Your most Affectionate Cousin, And humble Servant.


THere is lately Published a Book Entituled The, Royal Apology: or an Answer to the Rebels Plea: Wherein the most Noted Anti-Monarchical Tenents, First, Published by Doleman the Iesuite. to promote a Bill of Exclusion against King IAMES, Secondly, Practised by Bradshaw and the Regicides in the actual Murder of King CHARLES the 1st. Thirdly, Republished by Sidney and the Associators, to Depose and Murder his Present MAIESTY, are distinctly considered. With a Parallel between Doleman, Brad­shaw, Sidney, and other of the True Protestant Party. London, Printed by T. B. for Robert Clavel, and are to be sold by Randolph Taylor near Stationers-Hall. 1684. Price 1 s.

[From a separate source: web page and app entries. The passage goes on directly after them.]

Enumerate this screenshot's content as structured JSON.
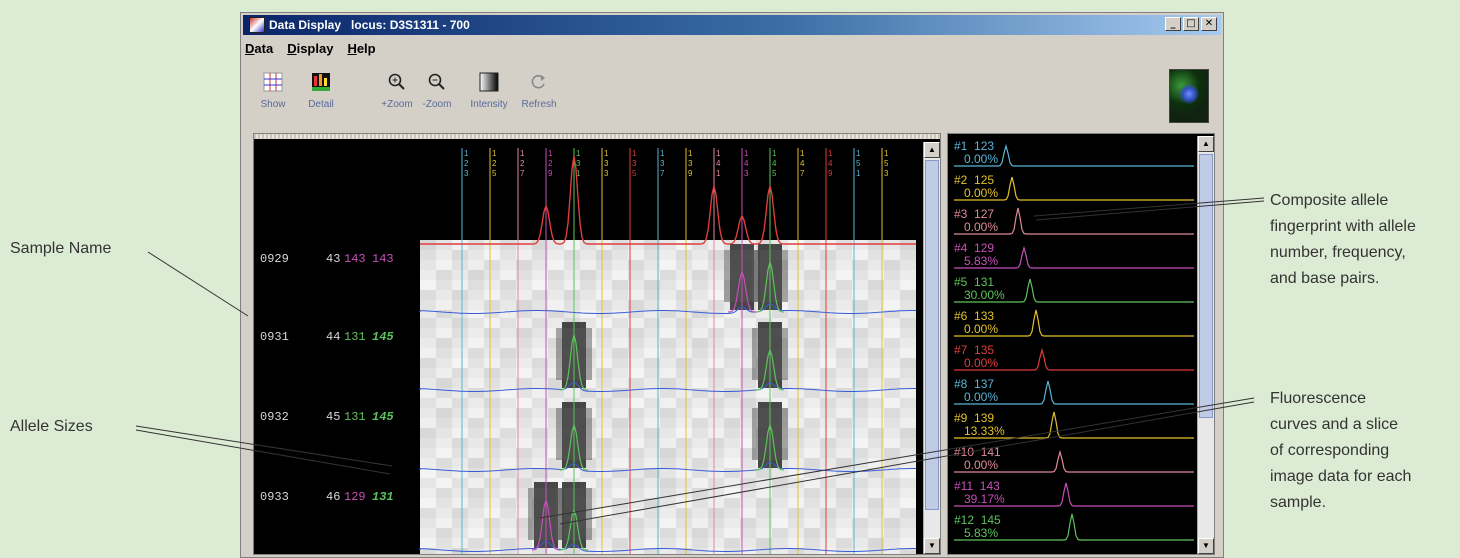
{
  "window": {
    "title": "Data Display   locus: D3S1311 - 700",
    "controls": [
      "_",
      "□",
      "✕"
    ]
  },
  "menu": [
    "Data",
    "Display",
    "Help"
  ],
  "toolbar": [
    {
      "label": "Show",
      "icon": "show-icon"
    },
    {
      "label": "Detail",
      "icon": "detail-icon"
    },
    {
      "label": "+Zoom",
      "icon": "zoom-in-icon"
    },
    {
      "label": "-Zoom",
      "icon": "zoom-out-icon"
    },
    {
      "label": "Intensity",
      "icon": "intensity-icon"
    },
    {
      "label": "Refresh",
      "icon": "refresh-icon"
    }
  ],
  "allele_columns": [
    {
      "label": "123",
      "color": "#5ab4d6"
    },
    {
      "label": "125",
      "color": "#e2c42a"
    },
    {
      "label": "127",
      "color": "#e08a9a"
    },
    {
      "label": "129",
      "color": "#c64fba"
    },
    {
      "label": "131",
      "color": "#5cc35c"
    },
    {
      "label": "133",
      "color": "#e2c42a"
    },
    {
      "label": "135",
      "color": "#e03c3c"
    },
    {
      "label": "137",
      "color": "#5ab4d6"
    },
    {
      "label": "139",
      "color": "#e2c42a"
    },
    {
      "label": "141",
      "color": "#e08a9a"
    },
    {
      "label": "143",
      "color": "#c64fba"
    },
    {
      "label": "145",
      "color": "#5cc35c"
    },
    {
      "label": "147",
      "color": "#e2c42a"
    },
    {
      "label": "149",
      "color": "#e03c3c"
    },
    {
      "label": "151",
      "color": "#5ab4d6"
    },
    {
      "label": "153",
      "color": "#e2c42a"
    }
  ],
  "samples": [
    {
      "name": "0929",
      "num": "43",
      "a1": "143",
      "a2": "143",
      "c1": "#c64fba",
      "c2": "#c64fba",
      "bold2": false
    },
    {
      "name": "0931",
      "num": "44",
      "a1": "131",
      "a2": "145",
      "c1": "#5cc35c",
      "c2": "#5cc35c",
      "bold2": true
    },
    {
      "name": "0932",
      "num": "45",
      "a1": "131",
      "a2": "145",
      "c1": "#5cc35c",
      "c2": "#5cc35c",
      "bold2": true
    },
    {
      "name": "0933",
      "num": "46",
      "a1": "129",
      "a2": "131",
      "c1": "#c64fba",
      "c2": "#5cc35c",
      "bold2": true
    }
  ],
  "composite": [
    {
      "id": "#1",
      "bp": "123",
      "freq": "0.00%",
      "color": "#5ab4d6"
    },
    {
      "id": "#2",
      "bp": "125",
      "freq": "0.00%",
      "color": "#e2c42a"
    },
    {
      "id": "#3",
      "bp": "127",
      "freq": "0.00%",
      "color": "#e08a9a"
    },
    {
      "id": "#4",
      "bp": "129",
      "freq": "5.83%",
      "color": "#c64fba"
    },
    {
      "id": "#5",
      "bp": "131",
      "freq": "30.00%",
      "color": "#5cc35c"
    },
    {
      "id": "#6",
      "bp": "133",
      "freq": "0.00%",
      "color": "#e2c42a"
    },
    {
      "id": "#7",
      "bp": "135",
      "freq": "0.00%",
      "color": "#e03c3c"
    },
    {
      "id": "#8",
      "bp": "137",
      "freq": "0.00%",
      "color": "#5ab4d6"
    },
    {
      "id": "#9",
      "bp": "139",
      "freq": "13.33%",
      "color": "#e2c42a"
    },
    {
      "id": "#10",
      "bp": "141",
      "freq": "0.00%",
      "color": "#e08a9a"
    },
    {
      "id": "#11",
      "bp": "143",
      "freq": "39.17%",
      "color": "#c64fba"
    },
    {
      "id": "#12",
      "bp": "145",
      "freq": "5.83%",
      "color": "#5cc35c"
    }
  ],
  "annotations": {
    "sample_name": "Sample Name",
    "allele_sizes": "Allele Sizes",
    "composite": [
      "Composite allele",
      "fingerprint with allele",
      "number, frequency,",
      "and base pairs."
    ],
    "fluorescence": [
      "Fluorescence",
      "curves and a slice",
      "of corresponding",
      "image data for each",
      "sample."
    ]
  },
  "colors": {
    "baseline": "#3a5bd9",
    "composite_curve": "#e03c3c",
    "desktop": "#dcebd3"
  }
}
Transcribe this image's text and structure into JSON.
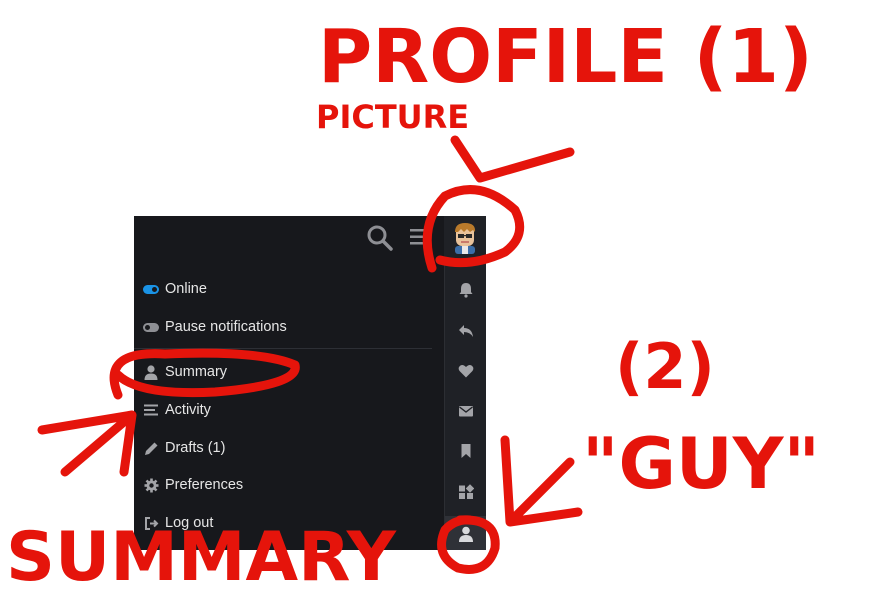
{
  "header": {
    "search_icon": "search-icon",
    "menu_icon": "hamburger-icon",
    "avatar_icon": "avatar-icon"
  },
  "menu": {
    "items": [
      {
        "label": "Online",
        "icon": "toggle-on-icon"
      },
      {
        "label": "Pause notifications",
        "icon": "toggle-off-icon"
      },
      {
        "label": "Summary",
        "icon": "user-icon"
      },
      {
        "label": "Activity",
        "icon": "list-icon"
      },
      {
        "label": "Drafts (1)",
        "icon": "pencil-icon"
      },
      {
        "label": "Preferences",
        "icon": "gear-icon"
      },
      {
        "label": "Log out",
        "icon": "logout-icon"
      }
    ]
  },
  "rail": {
    "items": [
      "bell-icon",
      "reply-icon",
      "heart-icon",
      "envelope-icon",
      "bookmark-icon",
      "grid-icon",
      "user-icon"
    ]
  },
  "annotations": {
    "profile_title": "PROFILE (1)",
    "picture": "PICTURE",
    "summary": "SUMMARY",
    "number_two": "(2)",
    "guy": "\"GUY\""
  },
  "colors": {
    "panel_bg": "#17181c",
    "rail_bg": "#1f2126",
    "accent_toggle": "#1a93e6",
    "annotation_red": "#e5140b"
  }
}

This keyboarded and encoded edition of the work described above is co-owned by the institutions providing financial support to the Text Creation Partnership. This Phase I text is available for reuse, according to the terms of Creative Commons 0 1.0 Universal. The text can be copied, modified, distributed and performed, even for commercial purposes, all without asking permission.